Among Canon BioMedical's life science projects is a genetic testing platform based on ultra-fast serial PCR and high-resolution melt analysis.

Digital PCR has the potential to supplant quantitative real-time PCR as the assay technology of choice for certain applications, particularly the detection and absolute quantification of low-level DNA targets in oncology and HIV research, industry stakeholders and early users sai

The first version of the sequencer, about to enter beta-testing, will cost around $250,000 and will be able to generate several gigabases of data in a 5.5-hour run with $250 in consumables costs per gigabase. That price is expected to fall to as little as $2 with later generations.

The web-based CollabRx One program, which will charge cancer patients between $50,000 and $100,000 to generate genetically-targeted treatment options, compares 15,000 genes against tumor samples to gauge how they respond to as many as 5,000 drugs.

During the firm's earnings call last week, CEO Amit Kumar said that the company's diagnostics services performance would be most indicative of how CombiMatrix would perform going forward.

The company last month presented data showing that the test could be used to detect cancer, but more work is needed to refine the test so that it can distinguish between different types of malignancies.

The data presented last week at the Molecular Medicine Tri-Conference showed that the investigational test detected "dramatically different" miRNA expression patterns in the blood of cancer patients compared to those who were cancer-free.

The company has launched a new personal genomics service designed to provide cancer patients with information about specific treatment options that their physicians might otherwise overlook.

Linguamatics plans this year to continue building a customer base among large pharmaceutical firms, while Bioalma is eyeing the academic market to help drive growth in 2009.


In Nucleic Acids Research this week: ProTraits includes genetic, phenotypic data on bacteria, archaea; Candida albicans assembly 22; and more.

The Wall Street Journal reports that researchers are looking beyond Cas9 for CRISPR editing.

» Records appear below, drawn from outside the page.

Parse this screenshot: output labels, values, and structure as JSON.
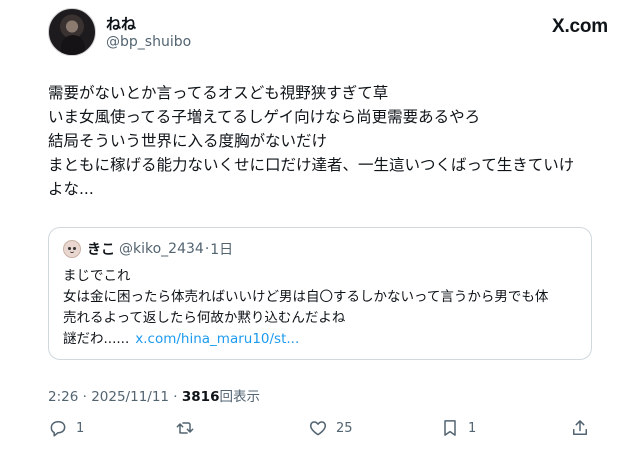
{
  "author": {
    "display_name": "ねね",
    "handle": "@bp_shuibo"
  },
  "brand": {
    "logo_text": "X.com"
  },
  "tweet": {
    "lines": [
      "需要がないとか言ってるオスども視野狭すぎて草",
      "いま女風使ってる子増えてるしゲイ向けなら尚更需要あるやろ",
      "結局そういう世界に入る度胸がないだけ",
      "まともに稼げる能力ないくせに口だけ達者、一生這いつくばって生きていけ",
      "よな..."
    ]
  },
  "quoted": {
    "name": "きこ",
    "handle": "@kiko_2434",
    "separator": "·",
    "time": "1日",
    "lines": [
      "まじでこれ",
      "女は金に困ったら体売ればいいけど男は自〇するしかないって言うから男でも体",
      "売れるよって返したら何故か黙り込むんだよね"
    ],
    "last_line": "謎だわ......",
    "link": "x.com/hina_maru10/st..."
  },
  "meta": {
    "time": "2:26",
    "dot": " · ",
    "date": "2025/11/11",
    "views_count": "3816",
    "views_label": "回表示"
  },
  "actions": {
    "reply_count": "1",
    "like_count": "25",
    "bookmark_count": "1"
  },
  "icons": {
    "reply": "reply-icon",
    "retweet": "retweet-icon",
    "like": "heart-icon",
    "bookmark": "bookmark-icon",
    "share": "share-icon"
  },
  "colors": {
    "link": "#1d9bf0",
    "muted": "#536471",
    "text": "#0f1419",
    "border": "#cfd9de"
  }
}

Familial DNA searches in criminal cases are winning over some critics, the Los Angeles Times reports.

In PNAS this week: miR-515 levels higher in women with preeclampsia, horizontal gene transfer in parasitic plants, and more.